*YOUR TASK*. For the word "time", return each line of the data in which it occurs.

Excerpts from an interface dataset

• • • • •

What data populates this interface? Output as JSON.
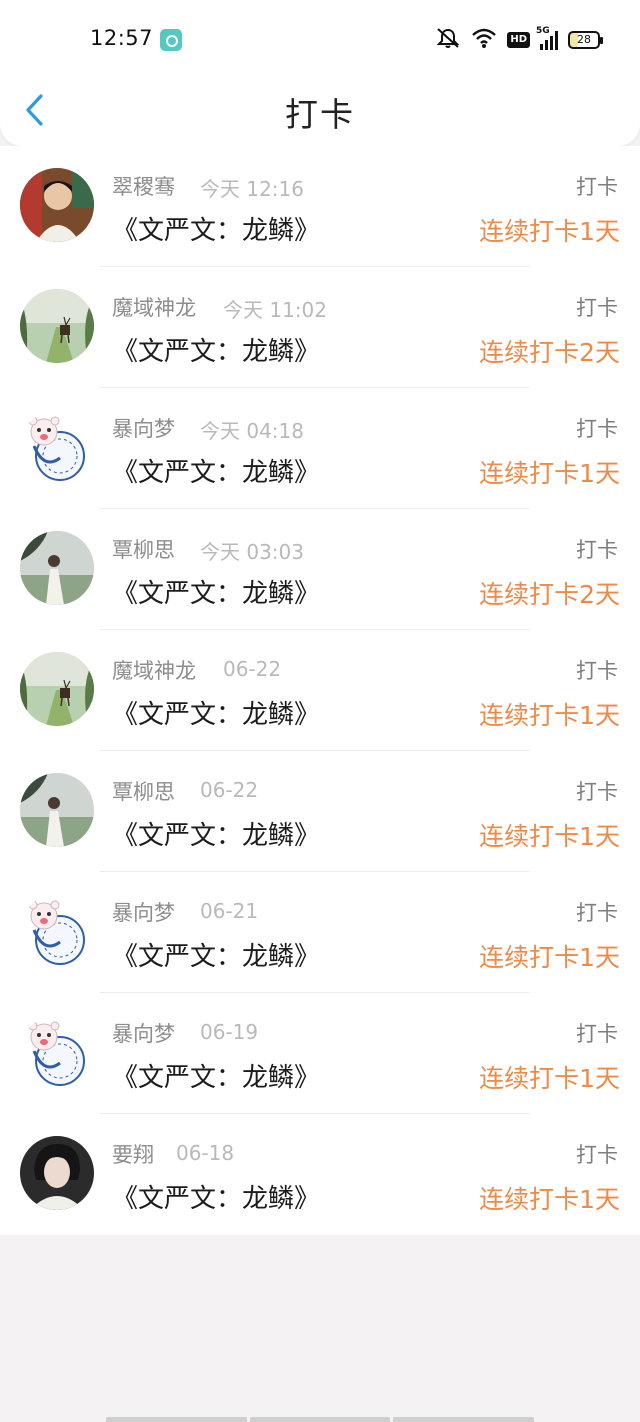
{
  "status_bar": {
    "time": "12:57",
    "network": "5G",
    "hd": "HD",
    "battery": "28",
    "icons": [
      "mute-icon",
      "wifi-icon",
      "hd-icon",
      "signal-icon",
      "battery-icon"
    ]
  },
  "header": {
    "title": "打卡",
    "back_icon": "chevron-left-icon"
  },
  "colors": {
    "accent": "#2a9bdf",
    "streak": "#ee8a48",
    "name": "#8d8d8d",
    "time": "#b9b9b9"
  },
  "entries": [
    {
      "name": "翠稷骞",
      "time": "今天 12:16",
      "title": "《文严文：龙鳞》",
      "action": "打卡",
      "streak": "连续打卡1天",
      "avatar": "photo-boy"
    },
    {
      "name": "魔域神龙",
      "time": "今天 11:02",
      "title": "《文严文：龙鳞》",
      "action": "打卡",
      "streak": "连续打卡2天",
      "avatar": "deer-forest"
    },
    {
      "name": "暴向梦",
      "time": "今天 04:18",
      "title": "《文严文：龙鳞》",
      "action": "打卡",
      "streak": "连续打卡1天",
      "avatar": "cartoon-pig"
    },
    {
      "name": "覃柳思",
      "time": "今天 03:03",
      "title": "《文严文：龙鳞》",
      "action": "打卡",
      "streak": "连续打卡2天",
      "avatar": "woman-field"
    },
    {
      "name": "魔域神龙",
      "time": "06-22",
      "title": "《文严文：龙鳞》",
      "action": "打卡",
      "streak": "连续打卡1天",
      "avatar": "deer-forest"
    },
    {
      "name": "覃柳思",
      "time": "06-22",
      "title": "《文严文：龙鳞》",
      "action": "打卡",
      "streak": "连续打卡1天",
      "avatar": "woman-field"
    },
    {
      "name": "暴向梦",
      "time": "06-21",
      "title": "《文严文：龙鳞》",
      "action": "打卡",
      "streak": "连续打卡1天",
      "avatar": "cartoon-pig"
    },
    {
      "name": "暴向梦",
      "time": "06-19",
      "title": "《文严文：龙鳞》",
      "action": "打卡",
      "streak": "连续打卡1天",
      "avatar": "cartoon-pig"
    },
    {
      "name": "要翔",
      "time": "06-18",
      "title": "《文严文：龙鳞》",
      "action": "打卡",
      "streak": "连续打卡1天",
      "avatar": "young-man"
    }
  ]
}
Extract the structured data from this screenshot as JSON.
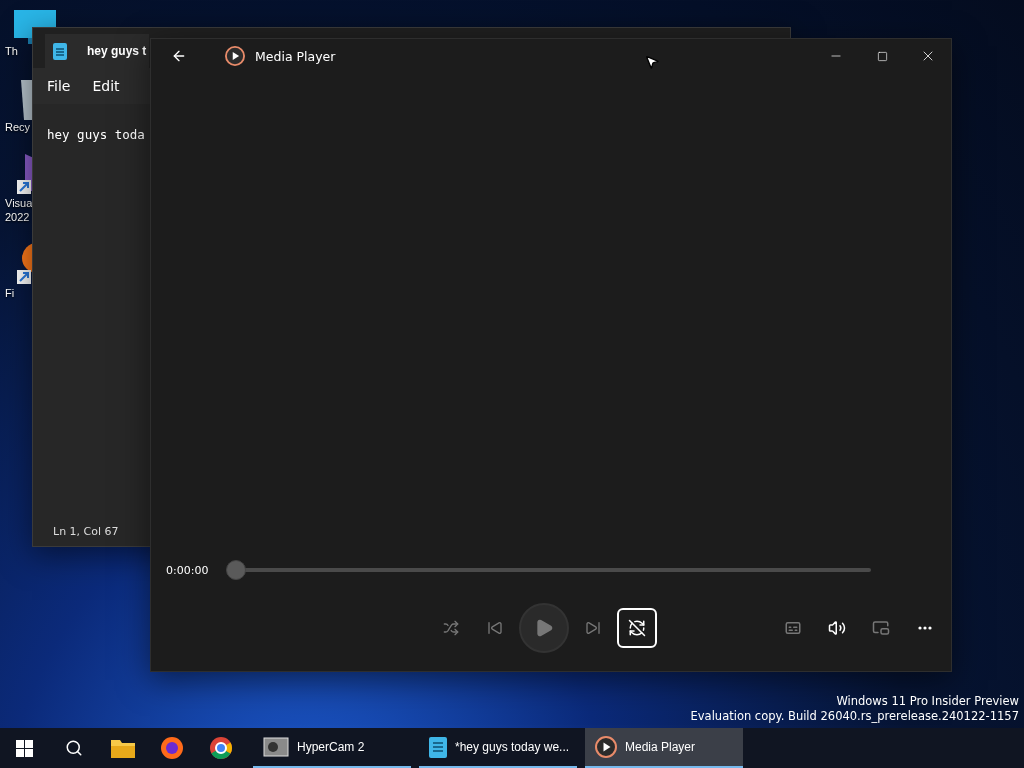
{
  "desktop": {
    "icons": [
      {
        "kind": "monitor",
        "lines": [
          "Th"
        ]
      },
      {
        "kind": "bin",
        "lines": [
          "Recy"
        ]
      },
      {
        "kind": "studio",
        "lines": [
          "Visua",
          "2022"
        ]
      },
      {
        "kind": "firefox",
        "lines": [
          "Fi"
        ]
      }
    ]
  },
  "notepad": {
    "tab_title": "hey guys t",
    "menu": [
      "File",
      "Edit"
    ],
    "text": "hey guys toda",
    "status": "Ln 1, Col 67"
  },
  "media_player": {
    "title": "Media Player",
    "time": "0:00:00",
    "seek": {
      "level": 0
    },
    "transport": [
      {
        "kind": "shuffle",
        "disabled": true,
        "selected": false
      },
      {
        "kind": "previous",
        "disabled": true,
        "selected": false
      },
      {
        "kind": "play",
        "disabled": true,
        "selected": false
      },
      {
        "kind": "next",
        "disabled": true,
        "selected": false
      },
      {
        "kind": "repeat",
        "disabled": false,
        "selected": true
      }
    ],
    "extras": [
      {
        "kind": "captions",
        "disabled": true
      },
      {
        "kind": "volume",
        "disabled": false
      },
      {
        "kind": "miniplayer",
        "disabled": true
      },
      {
        "kind": "more",
        "disabled": false
      }
    ]
  },
  "watermark": [
    "Windows 11 Pro Insider Preview",
    "Evaluation copy. Build 26040.rs_prerelease.240122-1157"
  ],
  "taskbar": {
    "pinned": [
      {
        "kind": "start"
      },
      {
        "kind": "search"
      },
      {
        "kind": "folder"
      },
      {
        "kind": "firefox"
      },
      {
        "kind": "chrome"
      }
    ],
    "apps": [
      {
        "kind": "camera",
        "label": "HyperCam 2",
        "selected": false
      },
      {
        "kind": "notepad",
        "label": "*hey guys today we...",
        "selected": false
      },
      {
        "kind": "player",
        "label": "Media Player",
        "selected": true
      }
    ]
  }
}
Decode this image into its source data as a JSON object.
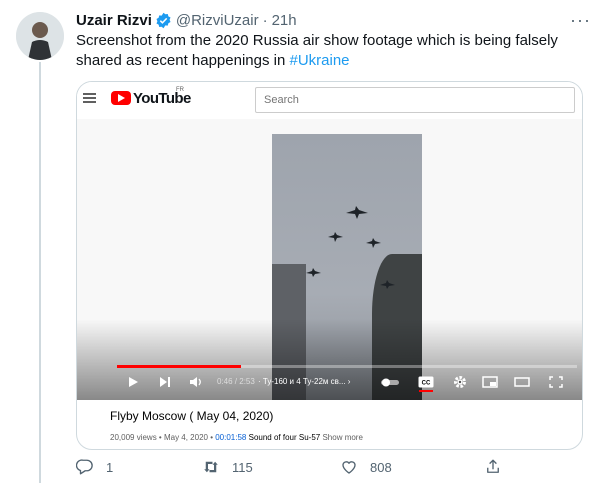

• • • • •

*REPLY*.
    "time": "12:57",
    "time": "#b9b9b9"
      "time": "今天 12:16",
      "time": "今天 11:02",
      "time": "今天 04:18",
      "time": "今天 03:03",
      "time": "06-22",
      "time": "06-22",
      "time": "06-21",
      "time": "06-19",
      "time": "06-18",
    "time": "0:00:00",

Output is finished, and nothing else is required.